What we say: "You can cry all you want, I'm not going to
pick you up again!"
What we think: "This is breaking my heart but all those
experts can't be wrong."
What the child thinks: "They don't love me. They don't
care about my suffering. Mommy is perfect, so there must be
something wrong with me. I must not be worthy of anybody's
What we say twenty years later: "What on earth do you see
in Tom? How can you let him treat you like that? Don't you know
you deserve better than that?"
What we say: "No more nursing - you're too big for that
What we think: "I'd like to continue, but I just can't
stand all this criticism from my relatives."
What the child thinks: "I've just lost the most important
thing in my life: the long periods of cuddling, and the food that
felt best inside me. I must have done something terrible. I must
be a terrible person."
What we say twenty years later: "Why are you drinking so
What we say: "You can't come into our bed any more. You
won't be lonely. Look, here's a nice big teddy bear to keep you
What we think: "Grandma thinks there's something wrong
with having you in our bedroom. I'm not sure what it is, but it's
more important for us to please her than to please you. Anyway,
this teddy bear should make you happy."
What the child thinks: "It isn't fair! They get to cuddle
with a real person. They don't know me very well. They don't care
about my feelings. Oh well, at least they gave me this bear."
What we say twenty years later: "I know you're upset that
Tom broke up with you, but is that any reason to over-charge like
this on your credit card? Will all this stuff make you feel better
that someone left you? When did you get so materialistic?"
What we say: "You know you're not supposed to hit your
brother! I'll give you a spanking you'll never forget!"
What we think: "There must be a better way to handle this,
but it's what Dad did, so it must be right."
What the child thinks: "I was so upset with my brother I
hit him. Now Dad is so upset with me for hitting, he's hitting me.
I guess it's okay for adults to hit, but not for kids. I wonder
what I should do when I get upset? Oh well, one of these days I'll
be an adult myself."
What we say twenty years later: "A bar room brawl? Adults
don't hit people just because they're upset. I never taught you to
resort to violence!"
What we say: "Well, this is a big day for you. Don't be
afraid, just do everything your teacher says."
What we think: "Please don't embarrass me by acting up at
What the child thinks: "But I'm afraid! I'm not ready to
leave them for so many hours a day! They must be getting tired of

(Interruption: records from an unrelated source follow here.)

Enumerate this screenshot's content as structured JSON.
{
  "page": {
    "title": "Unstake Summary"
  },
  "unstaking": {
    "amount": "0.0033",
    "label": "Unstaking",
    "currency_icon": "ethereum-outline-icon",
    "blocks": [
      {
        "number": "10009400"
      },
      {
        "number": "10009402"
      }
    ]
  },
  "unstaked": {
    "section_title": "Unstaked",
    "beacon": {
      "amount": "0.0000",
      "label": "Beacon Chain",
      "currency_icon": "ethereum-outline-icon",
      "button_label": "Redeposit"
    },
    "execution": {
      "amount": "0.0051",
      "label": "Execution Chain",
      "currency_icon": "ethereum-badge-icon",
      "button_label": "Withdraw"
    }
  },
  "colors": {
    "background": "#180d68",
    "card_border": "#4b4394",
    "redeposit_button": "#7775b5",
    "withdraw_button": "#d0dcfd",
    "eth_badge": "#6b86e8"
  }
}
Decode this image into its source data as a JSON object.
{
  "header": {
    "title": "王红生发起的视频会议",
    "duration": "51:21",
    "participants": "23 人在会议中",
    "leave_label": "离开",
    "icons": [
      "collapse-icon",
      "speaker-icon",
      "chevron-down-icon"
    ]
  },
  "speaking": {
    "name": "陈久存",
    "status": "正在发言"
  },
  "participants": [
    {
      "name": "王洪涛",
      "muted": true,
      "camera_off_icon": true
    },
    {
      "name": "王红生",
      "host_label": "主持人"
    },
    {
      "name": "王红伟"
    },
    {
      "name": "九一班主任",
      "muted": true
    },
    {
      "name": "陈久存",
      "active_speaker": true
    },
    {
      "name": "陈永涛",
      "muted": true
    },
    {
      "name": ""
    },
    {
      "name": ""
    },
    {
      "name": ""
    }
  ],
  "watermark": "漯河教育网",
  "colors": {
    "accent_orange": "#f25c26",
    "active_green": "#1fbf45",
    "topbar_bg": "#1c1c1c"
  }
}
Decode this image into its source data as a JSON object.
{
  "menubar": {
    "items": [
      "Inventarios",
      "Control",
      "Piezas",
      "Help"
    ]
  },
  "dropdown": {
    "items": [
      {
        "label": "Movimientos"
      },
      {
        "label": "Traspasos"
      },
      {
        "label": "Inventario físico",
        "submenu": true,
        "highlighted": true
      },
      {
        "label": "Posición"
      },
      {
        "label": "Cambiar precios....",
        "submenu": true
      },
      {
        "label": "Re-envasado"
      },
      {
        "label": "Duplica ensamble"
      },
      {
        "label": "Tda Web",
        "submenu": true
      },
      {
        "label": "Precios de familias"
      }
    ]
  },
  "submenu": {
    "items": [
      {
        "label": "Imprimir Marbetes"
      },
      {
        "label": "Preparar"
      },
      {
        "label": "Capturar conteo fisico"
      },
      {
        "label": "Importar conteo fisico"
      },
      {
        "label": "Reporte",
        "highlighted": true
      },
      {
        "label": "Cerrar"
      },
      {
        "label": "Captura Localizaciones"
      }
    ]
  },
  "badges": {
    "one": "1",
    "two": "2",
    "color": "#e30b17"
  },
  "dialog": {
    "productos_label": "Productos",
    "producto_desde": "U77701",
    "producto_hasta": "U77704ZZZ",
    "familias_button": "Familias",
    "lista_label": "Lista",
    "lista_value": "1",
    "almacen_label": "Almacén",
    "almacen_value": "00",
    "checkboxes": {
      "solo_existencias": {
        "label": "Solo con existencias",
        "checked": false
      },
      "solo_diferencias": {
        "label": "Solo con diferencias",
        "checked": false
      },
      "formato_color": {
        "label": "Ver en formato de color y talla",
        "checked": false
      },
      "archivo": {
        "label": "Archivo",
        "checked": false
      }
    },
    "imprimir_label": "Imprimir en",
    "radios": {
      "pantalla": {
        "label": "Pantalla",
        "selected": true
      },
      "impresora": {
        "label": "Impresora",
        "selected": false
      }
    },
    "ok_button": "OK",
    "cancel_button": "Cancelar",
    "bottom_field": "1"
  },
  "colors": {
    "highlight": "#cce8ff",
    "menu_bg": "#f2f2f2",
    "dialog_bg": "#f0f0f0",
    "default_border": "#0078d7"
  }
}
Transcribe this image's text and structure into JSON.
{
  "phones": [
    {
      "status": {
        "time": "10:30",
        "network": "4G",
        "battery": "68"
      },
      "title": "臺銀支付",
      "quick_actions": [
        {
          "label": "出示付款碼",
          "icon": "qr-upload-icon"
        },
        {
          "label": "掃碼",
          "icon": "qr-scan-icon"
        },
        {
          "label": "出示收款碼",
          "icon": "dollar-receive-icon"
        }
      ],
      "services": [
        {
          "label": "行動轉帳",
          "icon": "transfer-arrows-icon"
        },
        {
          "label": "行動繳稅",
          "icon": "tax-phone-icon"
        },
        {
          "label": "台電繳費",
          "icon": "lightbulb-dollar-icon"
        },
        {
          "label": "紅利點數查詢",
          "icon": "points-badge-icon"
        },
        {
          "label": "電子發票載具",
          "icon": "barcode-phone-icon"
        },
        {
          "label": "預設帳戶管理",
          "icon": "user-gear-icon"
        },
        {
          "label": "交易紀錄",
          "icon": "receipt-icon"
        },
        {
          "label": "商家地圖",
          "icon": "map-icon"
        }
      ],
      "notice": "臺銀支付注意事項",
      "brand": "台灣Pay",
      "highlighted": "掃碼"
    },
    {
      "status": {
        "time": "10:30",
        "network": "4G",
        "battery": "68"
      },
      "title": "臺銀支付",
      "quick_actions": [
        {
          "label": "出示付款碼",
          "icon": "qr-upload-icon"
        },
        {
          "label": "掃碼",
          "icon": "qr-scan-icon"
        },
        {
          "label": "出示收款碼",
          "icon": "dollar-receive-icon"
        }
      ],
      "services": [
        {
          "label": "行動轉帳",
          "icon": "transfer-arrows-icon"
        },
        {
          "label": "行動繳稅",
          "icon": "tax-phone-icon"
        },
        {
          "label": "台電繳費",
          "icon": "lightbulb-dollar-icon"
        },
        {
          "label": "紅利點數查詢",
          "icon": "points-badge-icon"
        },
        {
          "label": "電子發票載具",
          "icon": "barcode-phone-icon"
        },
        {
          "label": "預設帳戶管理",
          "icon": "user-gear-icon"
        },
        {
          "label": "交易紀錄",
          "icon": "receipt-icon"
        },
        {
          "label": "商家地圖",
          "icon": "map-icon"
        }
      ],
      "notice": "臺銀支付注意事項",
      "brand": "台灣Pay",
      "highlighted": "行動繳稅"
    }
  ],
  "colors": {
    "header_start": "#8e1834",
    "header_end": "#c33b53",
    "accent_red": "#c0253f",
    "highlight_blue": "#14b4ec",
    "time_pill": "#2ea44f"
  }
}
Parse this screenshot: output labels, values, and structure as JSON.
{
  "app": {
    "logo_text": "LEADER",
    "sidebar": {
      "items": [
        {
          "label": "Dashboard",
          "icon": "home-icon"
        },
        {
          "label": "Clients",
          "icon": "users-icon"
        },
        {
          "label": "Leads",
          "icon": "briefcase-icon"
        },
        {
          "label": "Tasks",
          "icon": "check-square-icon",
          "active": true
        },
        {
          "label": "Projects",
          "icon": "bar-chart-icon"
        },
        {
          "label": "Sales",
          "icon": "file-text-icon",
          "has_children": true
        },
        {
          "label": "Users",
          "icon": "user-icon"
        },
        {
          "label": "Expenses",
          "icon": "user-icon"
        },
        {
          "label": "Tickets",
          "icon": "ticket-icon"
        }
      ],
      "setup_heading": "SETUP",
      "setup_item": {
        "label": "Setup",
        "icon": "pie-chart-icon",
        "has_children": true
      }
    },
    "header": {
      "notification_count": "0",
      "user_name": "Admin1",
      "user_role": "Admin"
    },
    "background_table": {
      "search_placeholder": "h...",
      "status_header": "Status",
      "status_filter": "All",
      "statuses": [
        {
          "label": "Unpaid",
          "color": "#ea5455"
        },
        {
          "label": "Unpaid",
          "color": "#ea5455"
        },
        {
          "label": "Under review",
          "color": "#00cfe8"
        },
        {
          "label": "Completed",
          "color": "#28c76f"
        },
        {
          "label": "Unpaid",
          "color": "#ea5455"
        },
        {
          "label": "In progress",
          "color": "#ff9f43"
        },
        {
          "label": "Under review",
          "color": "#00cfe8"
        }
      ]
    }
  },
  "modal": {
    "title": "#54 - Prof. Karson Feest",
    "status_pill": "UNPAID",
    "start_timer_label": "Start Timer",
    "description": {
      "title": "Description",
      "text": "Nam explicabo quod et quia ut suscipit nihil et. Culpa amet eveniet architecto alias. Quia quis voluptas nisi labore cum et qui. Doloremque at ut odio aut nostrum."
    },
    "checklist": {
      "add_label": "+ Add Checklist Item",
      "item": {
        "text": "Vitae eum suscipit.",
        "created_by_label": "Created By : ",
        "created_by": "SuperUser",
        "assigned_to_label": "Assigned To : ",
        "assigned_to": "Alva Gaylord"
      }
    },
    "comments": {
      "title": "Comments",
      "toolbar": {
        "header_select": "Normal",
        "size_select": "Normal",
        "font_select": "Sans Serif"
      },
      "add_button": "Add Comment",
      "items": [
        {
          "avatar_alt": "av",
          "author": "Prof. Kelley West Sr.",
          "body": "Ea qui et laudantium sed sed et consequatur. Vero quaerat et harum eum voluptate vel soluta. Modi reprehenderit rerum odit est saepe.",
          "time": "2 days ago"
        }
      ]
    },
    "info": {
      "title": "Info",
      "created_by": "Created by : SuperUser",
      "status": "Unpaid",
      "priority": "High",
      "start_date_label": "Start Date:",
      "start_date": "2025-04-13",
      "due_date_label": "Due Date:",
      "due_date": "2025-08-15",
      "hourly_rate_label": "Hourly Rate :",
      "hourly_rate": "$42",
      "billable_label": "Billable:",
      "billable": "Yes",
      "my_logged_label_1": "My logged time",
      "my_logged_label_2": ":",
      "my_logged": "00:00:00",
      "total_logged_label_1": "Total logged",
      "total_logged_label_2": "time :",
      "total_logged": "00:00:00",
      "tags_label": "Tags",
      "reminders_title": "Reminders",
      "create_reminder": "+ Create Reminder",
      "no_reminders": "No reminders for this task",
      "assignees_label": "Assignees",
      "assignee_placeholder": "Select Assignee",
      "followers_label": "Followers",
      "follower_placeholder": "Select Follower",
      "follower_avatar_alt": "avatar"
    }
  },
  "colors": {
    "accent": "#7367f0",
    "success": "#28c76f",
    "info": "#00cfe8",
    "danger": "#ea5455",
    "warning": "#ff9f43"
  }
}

me. Maybe if I do what the teacher says, they'll like me better
and let me stay home."
What we say twenty years later: "What?! Your friends
talked you into taking drugs? Do you do what everybody else tells
you to do? Don't you have a mind of your own?"
What we say: "Your teacher says you aren't paying
attention in class. How will you ever learn anything
What we think: "If my kid never amounts to anything, I'll
feel like a failure."
What the child thinks: "I'm not interested in the things
the teacher talks about, but I guess she knows best. The things
that do interest me must not be important."
What we say twenty years later: You're 28 years old and you
still don't know what you want to do with your life? Aren't you
interested in anything?!"
What we say: "You broke another dish? Oh, never mind, I'll
wash them myself."
What we think: "I know I should be more patient with you,
but at least this way the dishes will get done."
What the child thinks: "Boy, am I clumsy. I'd better not
even try to help any more."
What we say twenty years later: "You want that job but you
won't even apply for it? You should have more faith in
What we say: "Go out and play with your friends - you'll
have more fun with them than hanging around here all day."
What we think: "I know I should spend more time with you,
but I've got so much to do. It's a good thing there are so many
kids around here."
What the child thinks: "I want to do things with Mom and
Dad, but they're always too busy. I guess my friends like me
What we say twenty years later: "You never call us or come
to see us any more. Don't you care about our feelings?"
What we say: "Please leave the room, dear. Your father and
I have something personal to discuss."
What we think: "We have some secrets we'd rather you
didn't know about."
What the child thinks: "I'm not really part of this
What we say twenty years later: "You're in prison?! Why
didn't you tell us you were having problems? Don't you know there
are no secrets in families? We tried so hard. Where did we go